[Work item] The response must contain every line below in which "code" appears.

Data about app and page elements:
***

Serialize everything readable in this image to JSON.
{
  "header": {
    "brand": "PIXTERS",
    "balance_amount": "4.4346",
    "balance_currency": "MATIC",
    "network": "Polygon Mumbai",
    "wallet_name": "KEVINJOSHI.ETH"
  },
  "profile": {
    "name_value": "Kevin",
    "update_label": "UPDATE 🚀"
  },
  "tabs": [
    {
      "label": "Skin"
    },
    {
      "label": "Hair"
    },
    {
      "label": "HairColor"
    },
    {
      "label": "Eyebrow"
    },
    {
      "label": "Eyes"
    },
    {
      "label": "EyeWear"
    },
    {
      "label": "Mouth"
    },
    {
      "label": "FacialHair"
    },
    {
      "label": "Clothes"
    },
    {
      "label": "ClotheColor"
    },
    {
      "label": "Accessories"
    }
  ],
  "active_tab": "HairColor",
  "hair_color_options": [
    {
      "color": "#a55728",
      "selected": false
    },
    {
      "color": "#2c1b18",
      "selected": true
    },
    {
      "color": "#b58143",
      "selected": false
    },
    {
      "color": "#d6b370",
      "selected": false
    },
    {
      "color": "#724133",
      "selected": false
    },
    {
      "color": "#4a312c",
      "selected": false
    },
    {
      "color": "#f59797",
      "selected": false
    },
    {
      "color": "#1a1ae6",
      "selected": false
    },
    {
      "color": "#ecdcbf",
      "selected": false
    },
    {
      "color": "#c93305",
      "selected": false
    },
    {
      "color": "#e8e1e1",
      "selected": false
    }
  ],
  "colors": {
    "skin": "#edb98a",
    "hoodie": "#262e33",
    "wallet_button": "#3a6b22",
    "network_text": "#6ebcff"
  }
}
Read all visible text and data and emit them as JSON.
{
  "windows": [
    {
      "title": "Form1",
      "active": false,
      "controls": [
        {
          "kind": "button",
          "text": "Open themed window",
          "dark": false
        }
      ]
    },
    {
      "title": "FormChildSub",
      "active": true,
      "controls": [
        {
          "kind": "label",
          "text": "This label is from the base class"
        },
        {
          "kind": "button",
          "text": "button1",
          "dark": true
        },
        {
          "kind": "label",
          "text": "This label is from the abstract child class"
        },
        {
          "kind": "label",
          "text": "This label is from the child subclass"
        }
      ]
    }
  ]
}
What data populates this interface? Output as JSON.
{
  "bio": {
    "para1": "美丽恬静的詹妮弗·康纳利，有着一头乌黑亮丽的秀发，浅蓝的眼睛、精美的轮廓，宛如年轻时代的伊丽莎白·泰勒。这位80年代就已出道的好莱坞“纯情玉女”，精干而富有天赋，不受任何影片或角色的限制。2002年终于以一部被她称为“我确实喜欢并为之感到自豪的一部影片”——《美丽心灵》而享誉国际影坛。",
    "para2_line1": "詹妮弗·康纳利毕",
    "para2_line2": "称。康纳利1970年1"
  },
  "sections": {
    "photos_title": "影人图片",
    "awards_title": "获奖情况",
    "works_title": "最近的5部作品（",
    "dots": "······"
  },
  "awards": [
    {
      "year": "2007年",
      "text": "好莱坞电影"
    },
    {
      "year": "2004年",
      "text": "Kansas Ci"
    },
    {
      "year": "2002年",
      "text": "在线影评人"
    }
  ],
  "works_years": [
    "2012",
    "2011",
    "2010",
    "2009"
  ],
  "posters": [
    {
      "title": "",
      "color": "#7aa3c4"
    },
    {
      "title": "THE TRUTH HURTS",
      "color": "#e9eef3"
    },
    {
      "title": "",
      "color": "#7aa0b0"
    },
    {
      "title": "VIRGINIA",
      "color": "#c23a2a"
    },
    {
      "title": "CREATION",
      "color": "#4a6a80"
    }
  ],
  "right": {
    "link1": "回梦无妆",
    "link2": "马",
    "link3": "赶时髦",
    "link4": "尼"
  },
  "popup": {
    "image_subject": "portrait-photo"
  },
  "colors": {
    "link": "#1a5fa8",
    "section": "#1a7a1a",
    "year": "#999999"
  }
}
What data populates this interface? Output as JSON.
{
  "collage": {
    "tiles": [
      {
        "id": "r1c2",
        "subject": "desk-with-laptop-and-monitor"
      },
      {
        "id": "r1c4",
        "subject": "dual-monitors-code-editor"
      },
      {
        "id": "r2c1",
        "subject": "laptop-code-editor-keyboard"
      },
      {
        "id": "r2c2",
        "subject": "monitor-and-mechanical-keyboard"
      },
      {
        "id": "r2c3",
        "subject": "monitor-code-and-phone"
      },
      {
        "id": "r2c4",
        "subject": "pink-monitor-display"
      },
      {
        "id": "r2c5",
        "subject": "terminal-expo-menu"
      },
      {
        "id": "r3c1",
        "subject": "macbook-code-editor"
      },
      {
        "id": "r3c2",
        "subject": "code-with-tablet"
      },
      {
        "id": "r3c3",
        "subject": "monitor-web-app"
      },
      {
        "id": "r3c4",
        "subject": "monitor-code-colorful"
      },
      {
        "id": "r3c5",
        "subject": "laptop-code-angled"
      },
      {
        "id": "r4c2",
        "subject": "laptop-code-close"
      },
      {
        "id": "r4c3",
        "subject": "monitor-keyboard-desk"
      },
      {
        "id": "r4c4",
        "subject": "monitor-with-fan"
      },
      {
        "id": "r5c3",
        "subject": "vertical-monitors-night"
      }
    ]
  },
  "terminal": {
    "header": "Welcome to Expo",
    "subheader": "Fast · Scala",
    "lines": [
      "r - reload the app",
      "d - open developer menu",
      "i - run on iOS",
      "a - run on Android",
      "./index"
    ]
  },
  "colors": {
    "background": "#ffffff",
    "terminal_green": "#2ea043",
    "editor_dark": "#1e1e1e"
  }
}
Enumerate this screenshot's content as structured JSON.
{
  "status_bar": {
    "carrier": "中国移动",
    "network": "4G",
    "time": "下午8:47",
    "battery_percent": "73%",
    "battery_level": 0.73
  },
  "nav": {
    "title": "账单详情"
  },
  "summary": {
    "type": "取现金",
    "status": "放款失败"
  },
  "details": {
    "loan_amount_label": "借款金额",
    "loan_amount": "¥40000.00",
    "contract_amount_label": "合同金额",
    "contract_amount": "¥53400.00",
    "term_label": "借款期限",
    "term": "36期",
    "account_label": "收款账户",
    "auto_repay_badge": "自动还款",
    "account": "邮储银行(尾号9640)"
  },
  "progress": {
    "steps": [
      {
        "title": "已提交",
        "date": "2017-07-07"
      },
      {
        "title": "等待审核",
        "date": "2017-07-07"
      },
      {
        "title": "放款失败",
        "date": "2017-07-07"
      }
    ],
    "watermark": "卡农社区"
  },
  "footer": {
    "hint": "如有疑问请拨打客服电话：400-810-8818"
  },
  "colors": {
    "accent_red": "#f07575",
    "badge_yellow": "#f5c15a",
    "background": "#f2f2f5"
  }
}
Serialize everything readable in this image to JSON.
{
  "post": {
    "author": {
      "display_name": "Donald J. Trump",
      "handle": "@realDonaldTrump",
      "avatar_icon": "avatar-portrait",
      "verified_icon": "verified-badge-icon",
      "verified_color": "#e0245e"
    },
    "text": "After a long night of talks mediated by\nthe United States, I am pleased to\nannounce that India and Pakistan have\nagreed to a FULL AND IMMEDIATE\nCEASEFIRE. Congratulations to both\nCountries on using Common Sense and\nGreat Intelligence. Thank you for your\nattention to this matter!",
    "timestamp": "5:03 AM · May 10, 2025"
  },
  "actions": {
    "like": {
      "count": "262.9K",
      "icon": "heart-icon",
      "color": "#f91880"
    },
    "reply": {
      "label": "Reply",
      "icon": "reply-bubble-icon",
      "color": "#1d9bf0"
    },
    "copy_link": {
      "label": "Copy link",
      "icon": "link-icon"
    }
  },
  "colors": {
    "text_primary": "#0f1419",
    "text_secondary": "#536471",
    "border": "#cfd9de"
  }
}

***

[Task solution]
        "subject": "dual-monitors-code-editor"
        "subject": "laptop-code-editor-keyboard"
        "subject": "monitor-code-and-phone"
        "subject": "macbook-code-editor"
        "subject": "code-with-tablet"
        "subject": "monitor-code-colorful"
        "subject": "laptop-code-angled"
        "subject": "laptop-code-close"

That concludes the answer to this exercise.